Watching us watching them
The deployment of HMS Kent and US ships in the Barents is effectively a Freedom of Navigation Operation (FONOP), asserting their legal right to sail in international waters. The ships may also gather some communications and electronic intelligence (COMINT/ELINT) from Russian units at sea and from emitters ashore but it is also an opportunity to exercise in the tough conditions of the Arctic and record the environmental conditions, in particular the salinity and temperature of the water column that has a big impact on both passive and active sonar performance. Like the Black Sea, the Russians tend to consider the Barents Sea beyond their 12-mile territorial waters limit as “their lake” and their Defence Ministry was notified on May 1 of the operation in what the US describes as “an effort to avoid misperceptions, reduce risk, and prevent inadvertent escalation”. Moscow has not commented but the cruiser RFS Marshal Ustinov was sailed from Severomorsk to monitor the ships while Russian submarines and aircraft are also likely to take an interest.
Russian propaganda channel RT has published an article claiming the US & Royal Navy have launched a “Cold War-style provocation in Russia’s Arctic backyard”. To put this objection in perspective, it should be remembered the Russians maintain a hectic programme of ‘provocations’ / legal FONOPs of their own. The RN routinely escorts Russian warships that come needlessly close to UK territorial waters in the North Sea before transiting the English Channel. The number of Russian submarines detected in the waters around Scotland attempting to intercept RN and USN Trident missile boats have increased. The Russian AGI (intelligence gatherer) RFS Viktor Leonov is frequently to be found transiting up and down the eastern coast of the United States.
Great power competition is alive and well, the surface ships at least on both sides usually keep within international law while trying to spy on each other at sea. There is a good argument that FONOPs actually contribute to peace and stability by allowing adversaries to understand and monitor each other while maintaining the principle that there must be of freedom of navigation on every part of the world’s oceans.
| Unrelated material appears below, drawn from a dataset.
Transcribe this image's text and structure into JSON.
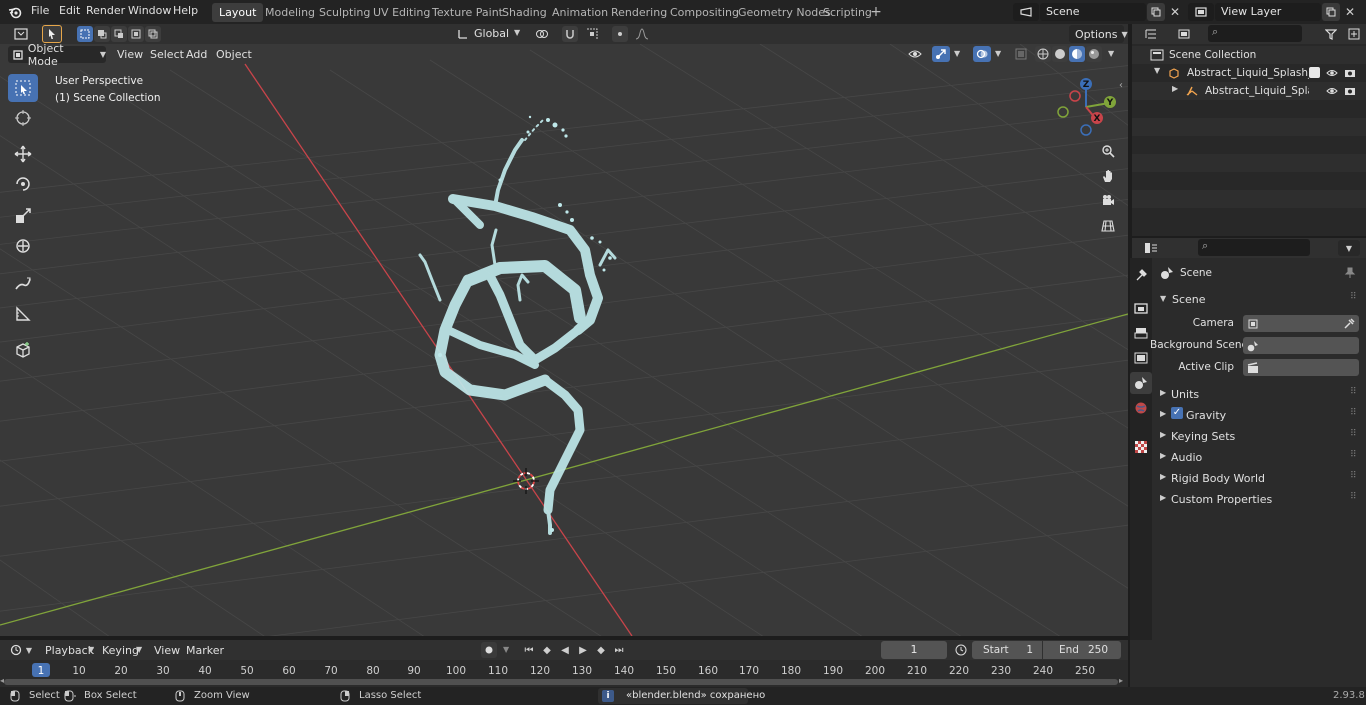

For the European members of NATO it is another demonstration that, despite the antics of the President, the grown-ups in the US administration are still ready, willing and able to do the heavy lifting in the defence of the continent.